Every two or three violent incidents involving the Palestinians is followed by a rush of media pundits all clamoring to be the first to wonder: "Is Israel on the cusp of a new intifada?"
Only a lack of vocabulary forces anyone to brand any series of sporadic clashes as "an intifada." So let me be clear: there has been just one intifada.
It broke out in December 1987 and ended with the signing of the Oslo Accords in the summer of 1993.
The intifada was a resistance movement that touched every household in the West Bank.
It brought tens of thousands of people from all sectors of Palestinian society onto the streets of Nabulus, Hebron and Gaza, carrying stones and Molotov cocktails.
It focused on organized rather than popular violence. It was initially perceived as spontaneous but was long-planned by nameless leaders.
It was called the "White Intifada" due to the Palestinian avoidance of terror attacks that later became were far more prominent, a decision that garnered the protesters much international support.
Within the history of the "Occupied Territories," the intifada is merely one in a series of clashes, which include a Great Arab Revolt in 1936 and the Nakba of 1948.
But just like the French Revolution, there is only one intifada to truly earn the name.
Therefore, the labeling of the series of terror attacks between 2000-2005, which included barbaric suicide bombings against Israeli civilians, as the "Al-Aqsa Intifada," is a frustrating misnomer.
It was created by a pen-pusher who got excited at using the word to describe the continuing wave of attacks, pandering to the lowest common denominator.
Yet the international support that the Palestinians received back in the 1980s was completely gone by the early 2000s.
Using this word to describe parents who sent their sons and daughters to carry out suicide bombings on buses, in supermarkets and at malls, or for despicable cold-blooded murderers who took the lives of the elderly and children at a Passover Seder is nothing short of an verbal transgression from those who control the narrative.
It is time to find a new name for the series of terror attacks that sadly seem to be inching ever closer.
During every crisis in recent years – the eruption over the metal detectors at the entrance to Temple Mount, the relocation of the U.S. Embassy to Jerusalem, or the destruction of terrorists' houses – Palestinian President Mahmoud Abbas has issued a call to "take to the streets." And every time it bounced back like an echo in an empty chamber.
The Palestinians in the West Bank don't flood the streets anymore.
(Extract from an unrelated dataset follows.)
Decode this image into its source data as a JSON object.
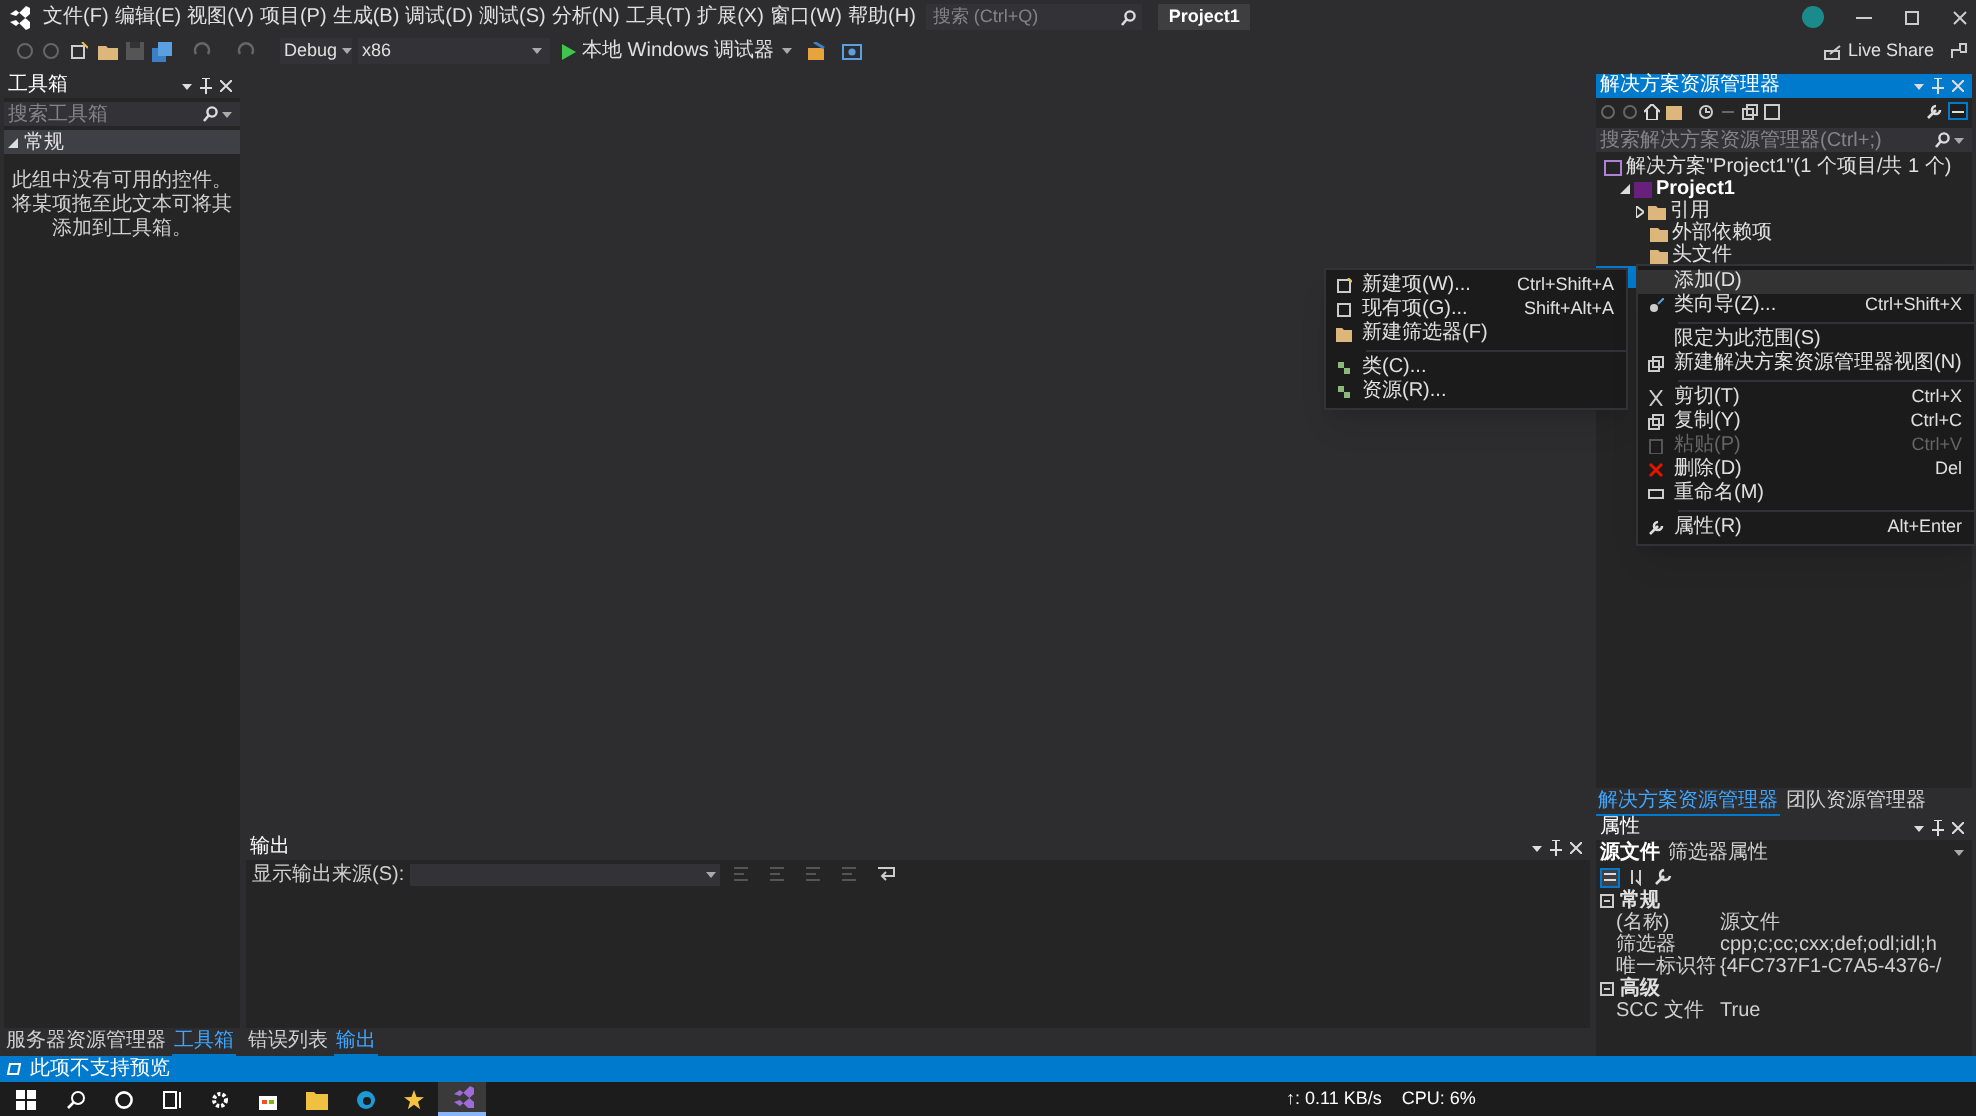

They have lost all energy and are disdainful towards the corrupt leadership of the Palestinian Authority.
They have lost all motivation because they look at their brothers in the Gaza Strip and see that terrorism can pay, and if Abbas resigns, it is due to the indifference of his people.
Whenever Abbas is displeased at some international decision or other, he takes to his balcony and declares an end to security cooperation with Israel.
But since the mechanism was founded in 1995, it has ceased its activities only once, following the riots over the Western Wall tunnels in September 1996, and only then at Israel's initiative.
Hundreds of threats later and the cooperation is business as usual.
Abbas and his people know very well that the Israeli army is present in the West Bank mainly to protect the roads and the settlements within it, but as a byproduct, it also protects the Palestinian Authority.
Every Palestinian security officer knows that without the IDF, Abbas would have been forced to escape underground, just as his men did when Hamas seized power in the Gaza Strip in June 2007.
Here is a word of advice to Abbas - stop making threats because Israel does not care.
Col. (res.) Moshe Elad is a lecturer at Western Galilee College, the former IDF governor of Jenin and Bethlehem and former head of security coordination with the Palestinians during the Oslo Accords